**Exercise goal**. Check every line of the material for the word "zakupu". Copy those that have it.

────

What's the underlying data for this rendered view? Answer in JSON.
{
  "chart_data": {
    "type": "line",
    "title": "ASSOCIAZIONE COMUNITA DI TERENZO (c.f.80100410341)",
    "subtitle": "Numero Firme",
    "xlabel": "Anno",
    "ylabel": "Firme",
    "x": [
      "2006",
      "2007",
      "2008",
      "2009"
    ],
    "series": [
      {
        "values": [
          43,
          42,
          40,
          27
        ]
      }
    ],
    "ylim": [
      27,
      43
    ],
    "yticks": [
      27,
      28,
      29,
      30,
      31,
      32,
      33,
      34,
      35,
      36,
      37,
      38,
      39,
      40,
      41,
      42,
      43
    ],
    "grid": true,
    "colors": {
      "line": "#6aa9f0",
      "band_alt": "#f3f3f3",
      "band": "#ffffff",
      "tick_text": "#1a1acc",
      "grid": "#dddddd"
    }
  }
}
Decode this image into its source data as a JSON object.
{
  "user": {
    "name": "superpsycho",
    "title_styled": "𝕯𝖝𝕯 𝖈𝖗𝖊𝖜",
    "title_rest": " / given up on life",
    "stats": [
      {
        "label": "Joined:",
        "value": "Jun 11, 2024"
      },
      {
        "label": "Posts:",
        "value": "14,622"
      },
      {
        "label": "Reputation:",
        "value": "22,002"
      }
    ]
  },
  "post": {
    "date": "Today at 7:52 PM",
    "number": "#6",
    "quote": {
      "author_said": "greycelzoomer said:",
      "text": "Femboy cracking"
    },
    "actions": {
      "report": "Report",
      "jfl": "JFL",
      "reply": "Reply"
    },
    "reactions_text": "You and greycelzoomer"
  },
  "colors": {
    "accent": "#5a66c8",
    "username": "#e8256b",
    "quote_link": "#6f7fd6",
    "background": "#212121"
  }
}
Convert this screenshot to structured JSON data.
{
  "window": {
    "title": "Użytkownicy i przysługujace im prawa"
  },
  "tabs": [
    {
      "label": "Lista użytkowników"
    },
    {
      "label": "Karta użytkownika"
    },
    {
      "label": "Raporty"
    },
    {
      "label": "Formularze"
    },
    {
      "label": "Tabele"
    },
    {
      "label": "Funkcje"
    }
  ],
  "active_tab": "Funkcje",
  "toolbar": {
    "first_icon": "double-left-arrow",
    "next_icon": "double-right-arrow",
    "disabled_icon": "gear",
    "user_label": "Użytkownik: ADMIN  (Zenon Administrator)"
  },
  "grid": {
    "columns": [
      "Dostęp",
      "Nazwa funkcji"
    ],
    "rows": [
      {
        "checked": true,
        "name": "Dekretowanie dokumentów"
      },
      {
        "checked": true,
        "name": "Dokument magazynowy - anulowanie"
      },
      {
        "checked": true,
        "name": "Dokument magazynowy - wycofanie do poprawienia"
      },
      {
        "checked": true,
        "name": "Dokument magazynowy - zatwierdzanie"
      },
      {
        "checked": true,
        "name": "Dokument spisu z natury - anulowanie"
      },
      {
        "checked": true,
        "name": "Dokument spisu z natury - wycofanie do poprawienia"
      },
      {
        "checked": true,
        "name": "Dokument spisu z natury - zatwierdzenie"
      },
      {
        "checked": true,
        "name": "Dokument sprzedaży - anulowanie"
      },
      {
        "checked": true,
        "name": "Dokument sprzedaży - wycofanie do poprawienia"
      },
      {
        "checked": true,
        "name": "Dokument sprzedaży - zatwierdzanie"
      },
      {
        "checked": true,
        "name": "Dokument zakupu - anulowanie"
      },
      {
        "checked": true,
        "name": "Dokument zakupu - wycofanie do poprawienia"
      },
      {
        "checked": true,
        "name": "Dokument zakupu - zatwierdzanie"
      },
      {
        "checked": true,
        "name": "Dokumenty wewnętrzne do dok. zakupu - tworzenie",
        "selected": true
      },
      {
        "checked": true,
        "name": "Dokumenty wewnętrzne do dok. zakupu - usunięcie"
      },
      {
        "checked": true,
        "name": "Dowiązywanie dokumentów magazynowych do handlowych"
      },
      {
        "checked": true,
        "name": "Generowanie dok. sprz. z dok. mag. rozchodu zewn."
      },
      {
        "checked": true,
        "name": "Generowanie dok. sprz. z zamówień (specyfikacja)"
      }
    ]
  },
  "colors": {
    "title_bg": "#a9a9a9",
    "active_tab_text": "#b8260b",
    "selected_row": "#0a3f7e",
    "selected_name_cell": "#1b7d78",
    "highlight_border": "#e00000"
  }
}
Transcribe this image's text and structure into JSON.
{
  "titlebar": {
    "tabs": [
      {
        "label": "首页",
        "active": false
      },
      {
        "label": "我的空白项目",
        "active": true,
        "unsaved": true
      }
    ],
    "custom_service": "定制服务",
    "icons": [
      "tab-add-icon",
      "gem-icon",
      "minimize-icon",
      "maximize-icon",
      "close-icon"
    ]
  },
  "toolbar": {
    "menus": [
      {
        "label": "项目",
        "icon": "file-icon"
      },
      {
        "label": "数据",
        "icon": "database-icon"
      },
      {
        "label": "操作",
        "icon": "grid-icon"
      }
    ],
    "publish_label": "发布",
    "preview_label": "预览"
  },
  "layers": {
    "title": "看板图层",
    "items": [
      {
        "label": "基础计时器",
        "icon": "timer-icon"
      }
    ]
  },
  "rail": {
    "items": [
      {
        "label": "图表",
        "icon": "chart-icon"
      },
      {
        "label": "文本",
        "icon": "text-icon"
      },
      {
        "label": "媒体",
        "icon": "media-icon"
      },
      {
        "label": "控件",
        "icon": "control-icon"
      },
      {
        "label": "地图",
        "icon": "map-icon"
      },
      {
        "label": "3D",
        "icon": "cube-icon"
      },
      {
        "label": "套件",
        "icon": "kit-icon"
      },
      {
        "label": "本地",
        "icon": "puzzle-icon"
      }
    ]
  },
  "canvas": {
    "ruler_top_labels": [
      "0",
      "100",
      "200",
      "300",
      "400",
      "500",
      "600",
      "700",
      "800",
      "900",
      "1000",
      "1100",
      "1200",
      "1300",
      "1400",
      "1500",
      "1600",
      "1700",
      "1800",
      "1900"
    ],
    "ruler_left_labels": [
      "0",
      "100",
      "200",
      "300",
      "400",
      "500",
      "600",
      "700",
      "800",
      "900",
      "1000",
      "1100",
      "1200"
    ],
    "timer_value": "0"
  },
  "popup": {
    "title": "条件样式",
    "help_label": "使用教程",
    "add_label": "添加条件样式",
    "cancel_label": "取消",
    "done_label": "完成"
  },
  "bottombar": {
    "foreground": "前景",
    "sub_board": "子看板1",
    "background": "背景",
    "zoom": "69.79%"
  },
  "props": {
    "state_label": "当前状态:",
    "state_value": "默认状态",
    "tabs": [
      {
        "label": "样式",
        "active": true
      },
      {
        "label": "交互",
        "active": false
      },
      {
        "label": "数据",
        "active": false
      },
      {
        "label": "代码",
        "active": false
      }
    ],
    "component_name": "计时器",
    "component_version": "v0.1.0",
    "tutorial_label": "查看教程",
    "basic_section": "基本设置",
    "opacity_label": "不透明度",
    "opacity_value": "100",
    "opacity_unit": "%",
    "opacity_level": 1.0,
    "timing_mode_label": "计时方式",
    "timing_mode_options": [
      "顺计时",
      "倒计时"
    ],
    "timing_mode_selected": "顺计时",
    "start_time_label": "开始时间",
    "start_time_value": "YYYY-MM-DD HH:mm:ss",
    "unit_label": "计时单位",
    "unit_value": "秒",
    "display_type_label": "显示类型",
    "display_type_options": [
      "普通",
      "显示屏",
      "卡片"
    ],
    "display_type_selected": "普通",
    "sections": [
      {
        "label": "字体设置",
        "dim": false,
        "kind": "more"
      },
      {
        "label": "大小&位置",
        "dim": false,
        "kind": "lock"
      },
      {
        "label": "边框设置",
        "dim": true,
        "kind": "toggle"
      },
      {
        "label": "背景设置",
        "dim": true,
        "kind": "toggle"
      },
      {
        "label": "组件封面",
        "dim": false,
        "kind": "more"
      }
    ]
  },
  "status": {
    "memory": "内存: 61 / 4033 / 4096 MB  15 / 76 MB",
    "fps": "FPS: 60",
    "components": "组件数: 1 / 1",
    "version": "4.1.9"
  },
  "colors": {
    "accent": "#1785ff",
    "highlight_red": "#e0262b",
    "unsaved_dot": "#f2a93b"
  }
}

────

**Output of the exercise**.
        "name": "Dokument zakupu - anulowanie"
        "name": "Dokument zakupu - wycofanie do poprawienia"
        "name": "Dokument zakupu - zatwierdzanie"
        "name": "Dokumenty wewnętrzne do dok. zakupu - tworzenie",
        "name": "Dokumenty wewnętrzne do dok. zakupu - usunięcie"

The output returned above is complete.